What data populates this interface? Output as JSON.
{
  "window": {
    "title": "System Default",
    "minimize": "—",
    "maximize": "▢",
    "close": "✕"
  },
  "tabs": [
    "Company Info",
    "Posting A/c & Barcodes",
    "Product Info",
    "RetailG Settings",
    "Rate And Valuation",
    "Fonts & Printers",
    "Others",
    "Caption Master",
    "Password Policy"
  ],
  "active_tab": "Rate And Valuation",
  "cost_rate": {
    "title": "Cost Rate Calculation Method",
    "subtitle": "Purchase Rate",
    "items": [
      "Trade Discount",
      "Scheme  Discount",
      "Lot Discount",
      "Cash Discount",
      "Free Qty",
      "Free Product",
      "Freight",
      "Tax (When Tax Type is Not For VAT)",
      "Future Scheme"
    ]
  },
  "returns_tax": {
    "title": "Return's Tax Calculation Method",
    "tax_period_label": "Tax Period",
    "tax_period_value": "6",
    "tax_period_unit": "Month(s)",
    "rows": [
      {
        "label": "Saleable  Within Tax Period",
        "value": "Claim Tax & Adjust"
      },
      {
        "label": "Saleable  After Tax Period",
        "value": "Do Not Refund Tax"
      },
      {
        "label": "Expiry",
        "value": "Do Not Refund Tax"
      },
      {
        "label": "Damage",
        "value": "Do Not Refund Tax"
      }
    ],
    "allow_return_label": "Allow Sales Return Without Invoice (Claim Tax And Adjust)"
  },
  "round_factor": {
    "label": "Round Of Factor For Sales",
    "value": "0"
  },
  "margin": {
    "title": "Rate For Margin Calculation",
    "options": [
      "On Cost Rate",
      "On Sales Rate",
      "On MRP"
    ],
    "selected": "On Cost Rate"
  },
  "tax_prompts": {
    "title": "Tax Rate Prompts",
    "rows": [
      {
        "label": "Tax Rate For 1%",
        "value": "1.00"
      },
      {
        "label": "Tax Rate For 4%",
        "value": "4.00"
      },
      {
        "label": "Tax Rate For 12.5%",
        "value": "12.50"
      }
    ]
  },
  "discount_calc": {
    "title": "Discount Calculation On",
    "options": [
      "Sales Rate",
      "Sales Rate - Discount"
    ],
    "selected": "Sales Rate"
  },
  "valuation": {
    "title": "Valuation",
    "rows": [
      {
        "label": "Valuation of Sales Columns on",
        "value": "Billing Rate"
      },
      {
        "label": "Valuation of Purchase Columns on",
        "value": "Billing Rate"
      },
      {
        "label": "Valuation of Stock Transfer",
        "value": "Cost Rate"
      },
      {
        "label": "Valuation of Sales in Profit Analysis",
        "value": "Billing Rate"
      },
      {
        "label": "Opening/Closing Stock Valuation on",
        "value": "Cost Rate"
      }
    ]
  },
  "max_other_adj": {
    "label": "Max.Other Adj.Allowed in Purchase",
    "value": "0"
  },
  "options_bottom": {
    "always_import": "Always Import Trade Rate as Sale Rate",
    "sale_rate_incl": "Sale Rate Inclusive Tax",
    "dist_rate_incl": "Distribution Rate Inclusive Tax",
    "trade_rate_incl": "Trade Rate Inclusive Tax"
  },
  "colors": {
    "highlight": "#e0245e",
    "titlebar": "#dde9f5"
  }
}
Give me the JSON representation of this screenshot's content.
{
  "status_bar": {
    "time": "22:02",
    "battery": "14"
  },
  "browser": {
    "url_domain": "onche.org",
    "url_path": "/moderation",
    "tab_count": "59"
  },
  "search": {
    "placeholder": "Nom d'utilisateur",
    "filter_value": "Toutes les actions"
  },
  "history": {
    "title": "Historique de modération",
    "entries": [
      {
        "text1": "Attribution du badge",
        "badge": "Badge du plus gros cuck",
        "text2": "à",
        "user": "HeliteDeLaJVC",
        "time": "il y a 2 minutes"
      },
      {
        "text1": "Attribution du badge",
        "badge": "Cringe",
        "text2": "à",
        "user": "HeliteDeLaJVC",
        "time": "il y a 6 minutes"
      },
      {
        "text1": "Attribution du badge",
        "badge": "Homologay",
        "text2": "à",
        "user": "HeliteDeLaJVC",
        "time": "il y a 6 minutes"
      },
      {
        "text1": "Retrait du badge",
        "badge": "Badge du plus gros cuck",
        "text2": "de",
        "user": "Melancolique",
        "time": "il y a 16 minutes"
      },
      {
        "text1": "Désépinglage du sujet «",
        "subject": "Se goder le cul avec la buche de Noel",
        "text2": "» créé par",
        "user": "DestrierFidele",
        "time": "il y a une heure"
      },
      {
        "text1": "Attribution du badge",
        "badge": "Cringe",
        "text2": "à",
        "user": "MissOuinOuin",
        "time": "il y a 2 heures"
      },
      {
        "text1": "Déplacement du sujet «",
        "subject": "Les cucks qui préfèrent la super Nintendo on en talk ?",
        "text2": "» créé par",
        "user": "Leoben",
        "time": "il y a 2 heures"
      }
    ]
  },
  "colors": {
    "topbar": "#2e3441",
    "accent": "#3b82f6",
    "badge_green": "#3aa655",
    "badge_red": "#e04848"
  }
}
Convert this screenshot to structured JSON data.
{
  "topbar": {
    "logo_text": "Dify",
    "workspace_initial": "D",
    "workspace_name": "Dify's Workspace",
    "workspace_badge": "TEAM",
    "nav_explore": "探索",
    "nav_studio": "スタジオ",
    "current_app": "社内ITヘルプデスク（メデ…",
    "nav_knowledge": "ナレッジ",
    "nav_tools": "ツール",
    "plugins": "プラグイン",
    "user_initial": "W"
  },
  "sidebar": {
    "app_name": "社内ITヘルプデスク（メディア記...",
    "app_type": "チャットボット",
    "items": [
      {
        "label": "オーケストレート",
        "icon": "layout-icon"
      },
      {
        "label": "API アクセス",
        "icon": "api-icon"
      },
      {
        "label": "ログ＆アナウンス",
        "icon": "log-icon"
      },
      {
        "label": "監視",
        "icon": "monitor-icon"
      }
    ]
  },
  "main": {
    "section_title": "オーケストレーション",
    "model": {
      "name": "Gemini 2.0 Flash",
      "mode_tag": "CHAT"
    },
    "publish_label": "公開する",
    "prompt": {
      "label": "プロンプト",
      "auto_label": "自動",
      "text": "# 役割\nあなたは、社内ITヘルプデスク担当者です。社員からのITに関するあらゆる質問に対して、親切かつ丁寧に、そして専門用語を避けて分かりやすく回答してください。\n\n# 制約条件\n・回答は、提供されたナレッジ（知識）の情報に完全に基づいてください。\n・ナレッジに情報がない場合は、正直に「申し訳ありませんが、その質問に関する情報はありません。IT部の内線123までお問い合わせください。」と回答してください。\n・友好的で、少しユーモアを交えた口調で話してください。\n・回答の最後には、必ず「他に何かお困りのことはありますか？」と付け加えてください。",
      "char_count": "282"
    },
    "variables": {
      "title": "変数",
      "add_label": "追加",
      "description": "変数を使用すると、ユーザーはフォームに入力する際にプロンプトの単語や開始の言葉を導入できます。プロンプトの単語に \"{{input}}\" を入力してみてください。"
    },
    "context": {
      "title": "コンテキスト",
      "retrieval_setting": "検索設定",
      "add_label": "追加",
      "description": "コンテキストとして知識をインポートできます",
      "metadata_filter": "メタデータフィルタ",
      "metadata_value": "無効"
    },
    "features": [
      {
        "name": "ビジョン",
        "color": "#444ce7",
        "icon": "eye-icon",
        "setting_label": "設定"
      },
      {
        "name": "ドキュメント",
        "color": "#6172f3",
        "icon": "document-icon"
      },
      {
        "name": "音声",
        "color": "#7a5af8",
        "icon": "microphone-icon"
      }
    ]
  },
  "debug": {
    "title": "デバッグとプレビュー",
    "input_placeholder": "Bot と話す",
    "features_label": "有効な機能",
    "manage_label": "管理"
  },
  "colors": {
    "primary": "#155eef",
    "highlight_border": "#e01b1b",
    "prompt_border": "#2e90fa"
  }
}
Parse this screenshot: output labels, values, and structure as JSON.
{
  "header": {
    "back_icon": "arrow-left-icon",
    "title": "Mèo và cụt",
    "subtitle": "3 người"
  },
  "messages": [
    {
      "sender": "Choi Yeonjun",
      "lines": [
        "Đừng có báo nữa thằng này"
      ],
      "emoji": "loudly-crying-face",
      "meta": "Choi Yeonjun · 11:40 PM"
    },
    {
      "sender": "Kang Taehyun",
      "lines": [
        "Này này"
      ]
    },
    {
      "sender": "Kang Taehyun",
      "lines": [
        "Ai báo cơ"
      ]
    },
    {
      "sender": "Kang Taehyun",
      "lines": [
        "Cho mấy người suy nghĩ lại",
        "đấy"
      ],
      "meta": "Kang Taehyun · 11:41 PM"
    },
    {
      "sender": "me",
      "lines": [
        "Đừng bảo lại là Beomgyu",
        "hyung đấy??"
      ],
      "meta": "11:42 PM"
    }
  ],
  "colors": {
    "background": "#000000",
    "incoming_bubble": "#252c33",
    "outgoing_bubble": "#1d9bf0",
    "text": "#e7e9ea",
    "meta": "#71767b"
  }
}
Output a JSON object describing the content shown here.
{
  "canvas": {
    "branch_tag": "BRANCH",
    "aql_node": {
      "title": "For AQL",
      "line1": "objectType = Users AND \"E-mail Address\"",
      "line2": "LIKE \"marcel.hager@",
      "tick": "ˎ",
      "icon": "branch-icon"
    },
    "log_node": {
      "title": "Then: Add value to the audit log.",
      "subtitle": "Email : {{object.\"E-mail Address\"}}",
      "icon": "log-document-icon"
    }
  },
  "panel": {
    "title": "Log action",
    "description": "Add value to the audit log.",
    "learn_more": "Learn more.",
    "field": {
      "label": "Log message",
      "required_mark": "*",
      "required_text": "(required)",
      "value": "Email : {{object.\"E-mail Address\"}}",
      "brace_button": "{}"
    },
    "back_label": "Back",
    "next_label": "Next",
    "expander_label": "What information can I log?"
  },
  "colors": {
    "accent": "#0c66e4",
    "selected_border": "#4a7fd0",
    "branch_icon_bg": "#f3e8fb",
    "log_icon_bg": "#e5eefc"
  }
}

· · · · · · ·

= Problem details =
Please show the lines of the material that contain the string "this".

= Finished task =
What data populates this interface? Output as JSON.
Give me the JSON representation of this screenshot's content.
Convert this screenshot to structured JSON data.
Parse this screenshot: output labels, values, and structure as JSON.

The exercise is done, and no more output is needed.